In a position statement issued on Monday, May 6, 2019 in Monrovia, the Embassy specifically pointed out Nimba County Senator and ex-warlord Prince Y. Johnson, Montserrado County District #10 Representative and ex-fighter Yekeh Kolubah and Deputy Information Minister Eugene Fahngon as those making derogatory statements that could undermine peace and progress in the country.
In the statement, the embassy said “Those who promote through their words and deeds a Congo-Country divide do not have Liberia’s best interests or that of their constituents at heart, but rather appear motivated by personal ambitions or fears.” The Embassy further noted: “It is unacceptable for Senator Prince Y. Johnson, Representative Yekeh Kolubah (ex-generals) or other former actors in Liberia’s civil wars to incite unlawful acts through ill-considered rhetoric that could jeopardize Liberia’s hard-won peace and security.
The embassy also indicated that, “It is equally irresponsible for people within leadership positions in government or the ruling party to promote such division as Deputy Minister Eugene Fahngon has done on social media,” adding, “To take such a public stance and suggest it is a private opinion or a personal right reflects a misunderstanding of the nature of public service in a democracy.”
As May 14 approaches for Liberians to celebrate National Unification Day, the United States Government, through its embassy in Monrovia, is encouraging all Liberians to reflect on their role in constructively contributing to development and sustaining peace instead of preaching divisive and hate messages that are not in the interest of peace.
“To take such a public stance and suggest it is a private opinion or a personal right reflects a misunderstanding of the nature of public service in a democracy.”
-US Embassy, Liberia
Following the US Embassy statement, President George Weah suspended Deputy Information Minister Eugene Fahngon for his comment on social media that those planning protest are “Congo,” not the “natives.”
According to a release from the Executive Mansion, President Weah said his government remains committed to a “One country, one people” policy with zero tolerance on divisive politicking or tribalism.
President Weah in the release warned government officials and all citizens to stop dividing Liberians along ethnic lines.
Although President Weah said he is against divisive politics, there have been a lot of criticisms coming to his government against having more south-easterners in his government than any other region in the country.
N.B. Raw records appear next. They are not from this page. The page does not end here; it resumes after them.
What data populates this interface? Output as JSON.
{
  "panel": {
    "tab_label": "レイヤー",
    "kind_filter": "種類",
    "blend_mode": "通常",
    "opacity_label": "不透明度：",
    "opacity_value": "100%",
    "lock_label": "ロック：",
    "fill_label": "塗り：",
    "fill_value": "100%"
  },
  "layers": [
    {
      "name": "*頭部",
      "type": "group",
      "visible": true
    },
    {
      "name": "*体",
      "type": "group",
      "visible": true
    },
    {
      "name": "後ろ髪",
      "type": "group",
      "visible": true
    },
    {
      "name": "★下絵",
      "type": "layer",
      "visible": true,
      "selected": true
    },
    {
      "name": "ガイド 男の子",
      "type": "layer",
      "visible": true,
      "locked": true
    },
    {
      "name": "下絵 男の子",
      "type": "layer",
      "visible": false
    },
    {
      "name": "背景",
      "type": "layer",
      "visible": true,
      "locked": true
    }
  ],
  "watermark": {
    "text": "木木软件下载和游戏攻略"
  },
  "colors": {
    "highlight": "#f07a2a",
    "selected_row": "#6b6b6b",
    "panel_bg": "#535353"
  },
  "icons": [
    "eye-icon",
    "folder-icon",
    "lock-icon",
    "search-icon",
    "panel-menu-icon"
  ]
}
Moreover, the President and his lieutenants have raised the ire of citizens who have observed that most members of his administration and of the Legislature have yet to publicly declare their assets.
Additionally, there have been public criticisms that the chairman of the ruling party, Mulbah Morlu has been taking lists of CDC partisans to ministries and agencies of government for employment, adding undue pressure to the government’s wage bill, while ignoring Civil Service guidelines.
Meanwhile, Fahngon, being one of the most vocal apologists of the Weah administration, is just a single official facing an action by the President who appears to be under international pressure to silence what borders on hate speech and undermines Liberia’s peace and security.
The chairman of the ruling party, Mulbah Morlu once stated publicly that some members of opposition political parties had planned to assassinate the President; a statement Mr. Morlu could not defend, despite public outcry demanding that he provide proof for his allegations.
Morlu over the past week also accused former President Ellen Johnson Sirleaf of financing the planned June 7 protest against the system of governance and the economic condition.